Supreme Court's stark reminder: Court of Appeal decision that legal advice privilege does not apply to legal advice given by a professional other than a lawyer
On 23 January 2013, the Supreme Court handed down its judgment in the case of R (on the application of Prudential plc and another) v Special Commissioner of Income Tax (2013) UKSC 1, confirming the Court of Appeal decision that legal advice privilege does not apply to legal advice given by a professional other than a lawyer.
Implications for the real estate sector
Even though this particular case relates to tax advice provided by accountants, the Supreme Court stressed that the principle is wider, and so affects all professionals who, though they are not lawyers, provide legal advice in the course of their business.
Professionals in the real estate sector often provide legal advice to clients in their particular area of expertise, including:
- rights of light surveyors' advice in relation to potential developments
- architects' and engineers' advice on building regulations
- planning consultants' advice on planning regulations
- valuers' advice on dilapidations liability and section 18 valuations
- agents' advice in relation to break notice and/or lease renewal tactics
- party wall surveyors' advice in relation to party wall issues
- surveyors' advice in relation to service charges
It is not always possible for all advice to come from a legal professional, so it is worth taking precautions to reduce the possibility of having to disclose information to the other side, if the matter becomes contentious.
General precautions include:
- Property professionals should avoid providing legal advice or commenting on it in writing.
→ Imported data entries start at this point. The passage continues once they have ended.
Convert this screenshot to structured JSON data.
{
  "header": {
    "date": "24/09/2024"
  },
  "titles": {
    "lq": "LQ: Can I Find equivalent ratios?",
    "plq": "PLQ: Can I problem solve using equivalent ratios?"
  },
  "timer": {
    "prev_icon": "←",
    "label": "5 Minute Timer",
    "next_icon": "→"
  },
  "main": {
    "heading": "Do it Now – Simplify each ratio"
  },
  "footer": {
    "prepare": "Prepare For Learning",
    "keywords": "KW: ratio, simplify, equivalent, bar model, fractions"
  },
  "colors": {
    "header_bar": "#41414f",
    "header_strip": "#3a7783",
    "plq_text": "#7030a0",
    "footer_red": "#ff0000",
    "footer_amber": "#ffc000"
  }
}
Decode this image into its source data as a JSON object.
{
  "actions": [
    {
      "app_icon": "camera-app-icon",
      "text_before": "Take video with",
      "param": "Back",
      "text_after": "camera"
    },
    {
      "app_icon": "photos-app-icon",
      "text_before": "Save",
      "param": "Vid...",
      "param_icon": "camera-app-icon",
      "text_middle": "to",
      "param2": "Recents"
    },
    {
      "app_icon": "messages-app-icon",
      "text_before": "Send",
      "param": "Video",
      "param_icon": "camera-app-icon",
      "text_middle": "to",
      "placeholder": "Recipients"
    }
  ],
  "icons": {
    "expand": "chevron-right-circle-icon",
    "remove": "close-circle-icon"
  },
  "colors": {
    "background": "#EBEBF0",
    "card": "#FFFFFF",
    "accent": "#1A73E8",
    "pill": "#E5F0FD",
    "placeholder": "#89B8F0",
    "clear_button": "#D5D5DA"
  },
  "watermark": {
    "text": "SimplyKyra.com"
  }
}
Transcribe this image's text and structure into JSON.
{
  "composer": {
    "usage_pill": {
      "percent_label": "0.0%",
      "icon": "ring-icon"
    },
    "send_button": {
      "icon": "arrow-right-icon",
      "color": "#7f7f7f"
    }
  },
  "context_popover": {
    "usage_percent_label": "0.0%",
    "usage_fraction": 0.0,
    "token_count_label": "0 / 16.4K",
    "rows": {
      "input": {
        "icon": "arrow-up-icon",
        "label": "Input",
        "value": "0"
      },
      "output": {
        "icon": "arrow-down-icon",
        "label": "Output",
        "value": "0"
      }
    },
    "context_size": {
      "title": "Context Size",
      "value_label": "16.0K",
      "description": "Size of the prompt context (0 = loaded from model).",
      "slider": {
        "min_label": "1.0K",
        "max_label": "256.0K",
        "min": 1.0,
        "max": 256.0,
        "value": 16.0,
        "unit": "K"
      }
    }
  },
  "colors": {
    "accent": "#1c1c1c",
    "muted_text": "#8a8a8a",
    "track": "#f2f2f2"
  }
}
Best practice is to discuss via telephone or face-to-face. It is important to stress that the professional and/or client can still be cross-examined at trial on such oral communications.
- Legal advice is best provided by lawyers to ensure that it remains privileged
- Clients' concerns and queries for advice must be disclosed in litigation unless they form part of a request for legal advice to a lawyer. Therefore, clients and property professionals should avoid expressing their views on the strengths and weaknesses of the position in writing, unless it is part of a specific request for legal advice.